- **Your assignment**: In the entries below, find the lines with the word "name" and copy them.

[Opening Records provided section]

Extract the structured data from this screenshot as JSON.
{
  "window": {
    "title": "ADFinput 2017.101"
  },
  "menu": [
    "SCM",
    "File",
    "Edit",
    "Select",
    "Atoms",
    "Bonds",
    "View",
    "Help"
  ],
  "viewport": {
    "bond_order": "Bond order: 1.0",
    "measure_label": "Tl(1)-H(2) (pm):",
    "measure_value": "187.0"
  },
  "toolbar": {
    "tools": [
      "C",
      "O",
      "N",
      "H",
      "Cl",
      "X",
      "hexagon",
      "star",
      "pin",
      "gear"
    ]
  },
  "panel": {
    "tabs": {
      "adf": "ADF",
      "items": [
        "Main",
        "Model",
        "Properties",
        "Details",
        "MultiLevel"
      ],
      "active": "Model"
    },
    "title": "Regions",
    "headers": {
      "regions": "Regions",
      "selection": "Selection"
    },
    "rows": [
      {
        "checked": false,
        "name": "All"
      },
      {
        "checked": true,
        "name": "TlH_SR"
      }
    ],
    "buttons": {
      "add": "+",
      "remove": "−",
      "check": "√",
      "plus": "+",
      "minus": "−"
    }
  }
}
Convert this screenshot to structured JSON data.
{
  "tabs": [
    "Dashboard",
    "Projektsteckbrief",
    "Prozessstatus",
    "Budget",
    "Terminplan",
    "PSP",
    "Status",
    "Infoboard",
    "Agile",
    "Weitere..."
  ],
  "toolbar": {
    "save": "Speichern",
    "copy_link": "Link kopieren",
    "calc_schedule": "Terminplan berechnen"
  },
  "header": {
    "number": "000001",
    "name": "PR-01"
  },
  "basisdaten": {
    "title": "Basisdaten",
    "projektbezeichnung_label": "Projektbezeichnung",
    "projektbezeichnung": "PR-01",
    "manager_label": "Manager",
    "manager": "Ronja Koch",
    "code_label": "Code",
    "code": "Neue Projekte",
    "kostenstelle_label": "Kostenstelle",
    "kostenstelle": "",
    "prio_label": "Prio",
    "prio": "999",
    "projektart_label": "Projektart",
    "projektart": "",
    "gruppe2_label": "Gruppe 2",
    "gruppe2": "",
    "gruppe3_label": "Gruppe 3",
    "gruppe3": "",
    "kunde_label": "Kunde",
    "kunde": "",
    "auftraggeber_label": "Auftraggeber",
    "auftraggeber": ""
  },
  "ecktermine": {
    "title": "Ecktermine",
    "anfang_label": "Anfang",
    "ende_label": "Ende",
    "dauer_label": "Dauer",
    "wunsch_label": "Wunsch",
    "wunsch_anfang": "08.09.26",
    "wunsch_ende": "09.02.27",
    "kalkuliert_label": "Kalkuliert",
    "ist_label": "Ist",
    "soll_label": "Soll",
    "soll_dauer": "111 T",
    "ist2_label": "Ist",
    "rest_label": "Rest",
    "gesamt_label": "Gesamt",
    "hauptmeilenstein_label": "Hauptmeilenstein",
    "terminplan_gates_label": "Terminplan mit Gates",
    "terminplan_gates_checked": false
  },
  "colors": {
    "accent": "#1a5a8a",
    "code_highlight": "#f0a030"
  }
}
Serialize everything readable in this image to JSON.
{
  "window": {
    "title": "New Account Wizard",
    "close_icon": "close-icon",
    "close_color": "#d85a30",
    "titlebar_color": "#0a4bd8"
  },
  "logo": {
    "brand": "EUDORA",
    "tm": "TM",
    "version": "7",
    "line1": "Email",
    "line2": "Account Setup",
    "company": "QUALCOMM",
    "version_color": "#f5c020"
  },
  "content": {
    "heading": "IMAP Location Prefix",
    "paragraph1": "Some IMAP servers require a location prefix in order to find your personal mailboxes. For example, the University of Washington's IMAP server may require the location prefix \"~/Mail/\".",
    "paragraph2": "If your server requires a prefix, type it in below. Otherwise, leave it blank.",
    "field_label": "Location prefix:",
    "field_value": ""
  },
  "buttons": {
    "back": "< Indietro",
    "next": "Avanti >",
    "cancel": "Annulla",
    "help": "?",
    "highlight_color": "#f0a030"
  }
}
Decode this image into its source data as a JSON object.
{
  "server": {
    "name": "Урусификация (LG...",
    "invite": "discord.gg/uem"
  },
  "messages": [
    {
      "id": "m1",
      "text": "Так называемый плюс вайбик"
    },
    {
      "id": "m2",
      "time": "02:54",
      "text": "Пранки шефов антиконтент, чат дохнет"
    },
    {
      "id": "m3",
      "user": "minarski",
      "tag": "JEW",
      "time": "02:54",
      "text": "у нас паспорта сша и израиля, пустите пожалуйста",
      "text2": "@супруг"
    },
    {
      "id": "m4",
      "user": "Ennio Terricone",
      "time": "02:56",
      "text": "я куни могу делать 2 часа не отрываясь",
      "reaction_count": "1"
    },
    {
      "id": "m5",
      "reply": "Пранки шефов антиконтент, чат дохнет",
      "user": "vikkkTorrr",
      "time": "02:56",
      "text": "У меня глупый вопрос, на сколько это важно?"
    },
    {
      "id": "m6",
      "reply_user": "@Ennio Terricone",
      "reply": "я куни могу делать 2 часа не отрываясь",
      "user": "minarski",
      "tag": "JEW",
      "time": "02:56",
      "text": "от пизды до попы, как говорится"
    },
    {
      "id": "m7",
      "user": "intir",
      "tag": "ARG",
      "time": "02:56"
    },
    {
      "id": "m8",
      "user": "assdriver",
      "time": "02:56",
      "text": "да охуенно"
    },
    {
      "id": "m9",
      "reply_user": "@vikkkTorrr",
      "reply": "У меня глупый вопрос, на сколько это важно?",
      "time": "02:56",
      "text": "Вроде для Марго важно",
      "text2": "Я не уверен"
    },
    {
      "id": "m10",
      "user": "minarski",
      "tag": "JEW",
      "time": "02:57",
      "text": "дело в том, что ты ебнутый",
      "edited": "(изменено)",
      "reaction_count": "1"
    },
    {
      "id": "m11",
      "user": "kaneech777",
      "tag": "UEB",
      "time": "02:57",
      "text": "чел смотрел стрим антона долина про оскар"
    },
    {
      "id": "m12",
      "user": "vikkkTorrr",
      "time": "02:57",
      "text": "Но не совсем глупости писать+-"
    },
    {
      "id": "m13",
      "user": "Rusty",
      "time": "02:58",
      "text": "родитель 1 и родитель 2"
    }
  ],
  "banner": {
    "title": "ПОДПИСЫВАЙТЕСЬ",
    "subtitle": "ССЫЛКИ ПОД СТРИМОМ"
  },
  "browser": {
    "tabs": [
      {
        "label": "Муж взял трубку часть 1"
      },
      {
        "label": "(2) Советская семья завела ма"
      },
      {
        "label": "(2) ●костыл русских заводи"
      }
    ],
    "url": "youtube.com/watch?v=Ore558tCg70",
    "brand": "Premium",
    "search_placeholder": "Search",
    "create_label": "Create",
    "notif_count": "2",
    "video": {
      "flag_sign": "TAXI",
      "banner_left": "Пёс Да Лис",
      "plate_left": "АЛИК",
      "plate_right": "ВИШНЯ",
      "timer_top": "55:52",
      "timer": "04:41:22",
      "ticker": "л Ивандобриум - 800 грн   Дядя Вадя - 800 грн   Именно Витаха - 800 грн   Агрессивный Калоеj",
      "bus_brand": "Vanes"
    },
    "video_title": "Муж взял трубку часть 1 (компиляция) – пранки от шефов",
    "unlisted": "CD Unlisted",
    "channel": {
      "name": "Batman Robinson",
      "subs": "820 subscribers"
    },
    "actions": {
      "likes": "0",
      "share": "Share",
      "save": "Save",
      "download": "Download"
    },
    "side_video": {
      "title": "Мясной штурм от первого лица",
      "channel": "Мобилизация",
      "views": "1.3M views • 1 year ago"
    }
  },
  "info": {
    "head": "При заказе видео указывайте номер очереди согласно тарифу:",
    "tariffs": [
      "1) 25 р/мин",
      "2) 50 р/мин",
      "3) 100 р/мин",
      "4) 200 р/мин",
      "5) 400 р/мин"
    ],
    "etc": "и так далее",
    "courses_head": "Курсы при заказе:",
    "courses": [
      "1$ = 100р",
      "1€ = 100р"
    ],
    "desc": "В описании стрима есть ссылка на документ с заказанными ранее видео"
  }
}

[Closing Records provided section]

- **Response for this exercise**:
        "name": "All"
        "name": "TlH_SR"
    "name": "PR-01"
    "name": "Урусификация (LG...",
      "name": "Batman Robinson",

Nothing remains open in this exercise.